This is a lot easier than removing and replacing electrical wires. Make sure you have the correct type of relay for your car.
- Locate the Relay: Often found in the fuse box under the dashboard or hood.
- Purchase the Correct Relay: Check your car’s manual for the right type.
- Replace and Test: Pull out the old relay, plug in the new one, and test the turn signals.
3. Replacing Burnt-Out Bulbs
Again, this is an easy but incredibly effective solution. Make sure you remove any corrosion in and around the socket. You might want to consider upgrading to LEDs.
- Locate Bulb Socket: Usually accessible from the back of the headlight/taillight assembly.
- Remove Old Bulb: Turn the bulb socket counterclockwise and pull out.
- Install New Bulb: Screw the new bulb and test to ensure it works correctly.
4. Fixing Grounding Problems
This requires having a basic understanding of your car’s electrical system.
- Locate Grounding Points: Check your car’s manual for specific locations.
- Inspect and Clean: Look for corroded or loose wires and clean or tighten them.
- Test and Confirm: Test the electrical system to ensure the issue has been resolved.
5. Addressing Software Glitches
For software issues, a trip to the dealership is often necessary. They’ll have specialized tools to diagnose and update your car’s software, which is usually not a DIY job. Describe the problem in detail for accurate diagnostics and resolution.
1. Is a fast-blinking turn signal a serious problem?
A fast-blinking turn signal usually isn’t an issue that would prevent you from driving, but it is a problem that should be addressed promptly. Ignoring it can lead to miscommunication on the road.

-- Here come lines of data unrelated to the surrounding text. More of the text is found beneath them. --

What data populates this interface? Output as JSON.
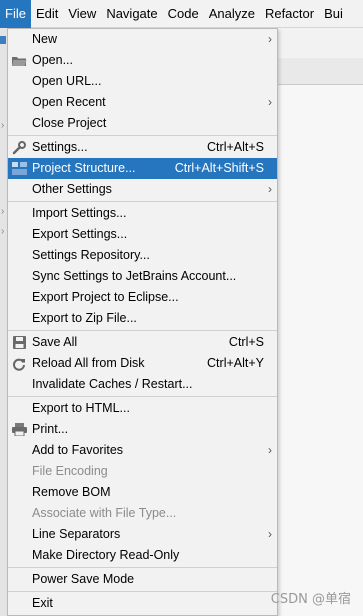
{
  "menubar": {
    "items": [
      "File",
      "Edit",
      "View",
      "Navigate",
      "Code",
      "Analyze",
      "Refactor",
      "Bui"
    ]
  },
  "menu": {
    "new": {
      "label": "New"
    },
    "open": {
      "label": "Open..."
    },
    "open_url": {
      "label": "Open URL..."
    },
    "open_recent": {
      "label": "Open Recent"
    },
    "close_project": {
      "label": "Close Project"
    },
    "settings": {
      "label": "Settings...",
      "shortcut": "Ctrl+Alt+S"
    },
    "project_structure": {
      "label": "Project Structure...",
      "shortcut": "Ctrl+Alt+Shift+S"
    },
    "other_settings": {
      "label": "Other Settings"
    },
    "import_settings": {
      "label": "Import Settings..."
    },
    "export_settings": {
      "label": "Export Settings..."
    },
    "settings_repository": {
      "label": "Settings Repository..."
    },
    "sync_settings": {
      "label": "Sync Settings to JetBrains Account..."
    },
    "export_eclipse": {
      "label": "Export Project to Eclipse..."
    },
    "export_zip": {
      "label": "Export to Zip File..."
    },
    "save_all": {
      "label": "Save All",
      "shortcut": "Ctrl+S"
    },
    "reload_all": {
      "label": "Reload All from Disk",
      "shortcut": "Ctrl+Alt+Y"
    },
    "invalidate_caches": {
      "label": "Invalidate Caches / Restart..."
    },
    "export_html": {
      "label": "Export to HTML..."
    },
    "print": {
      "label": "Print..."
    },
    "add_favorites": {
      "label": "Add to Favorites"
    },
    "file_encoding": {
      "label": "File Encoding"
    },
    "remove_bom": {
      "label": "Remove BOM"
    },
    "associate_file_type": {
      "label": "Associate with File Type..."
    },
    "line_separators": {
      "label": "Line Separators"
    },
    "make_read_only": {
      "label": "Make Directory Read-Only"
    },
    "power_save": {
      "label": "Power Save Mode"
    },
    "exit": {
      "label": "Exit"
    }
  },
  "watermark": "CSDN @单宿",
  "colors": {
    "accent": "#2675bf",
    "background": "#f2f2f2",
    "disabled": "#8c8c8c"
  }
}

Additionally, a fast-blinking signal often indicates an underlying issue, such as a burnt-out bulb or electrical problem, that could escalate.
2. How much does it cost to fix a fast-blinking turn signal?

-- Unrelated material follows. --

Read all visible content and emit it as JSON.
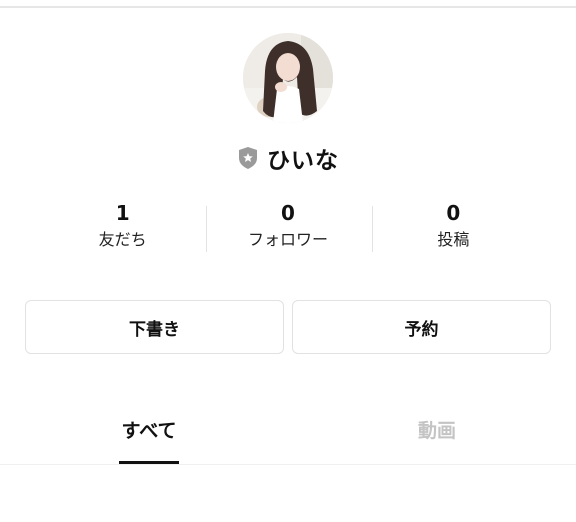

The cost of fixing a fast-blinking turn signal varies depending on the root cause. For simple issues like a burnt-out bulb, the cost can be as low as $5 to $20 if you do it yourself. A faulty relay can also be inexpensive to replace, ranging from $10 to $50 for the part.
If the problem lies in the electrical wiring or grounding, the cost could rise to $100 or more, especially if professional help is needed. Software issues in modern vehicles could mean a trip to the dealership, which could cost anywhere from $50 to $200 for diagnostics and updates.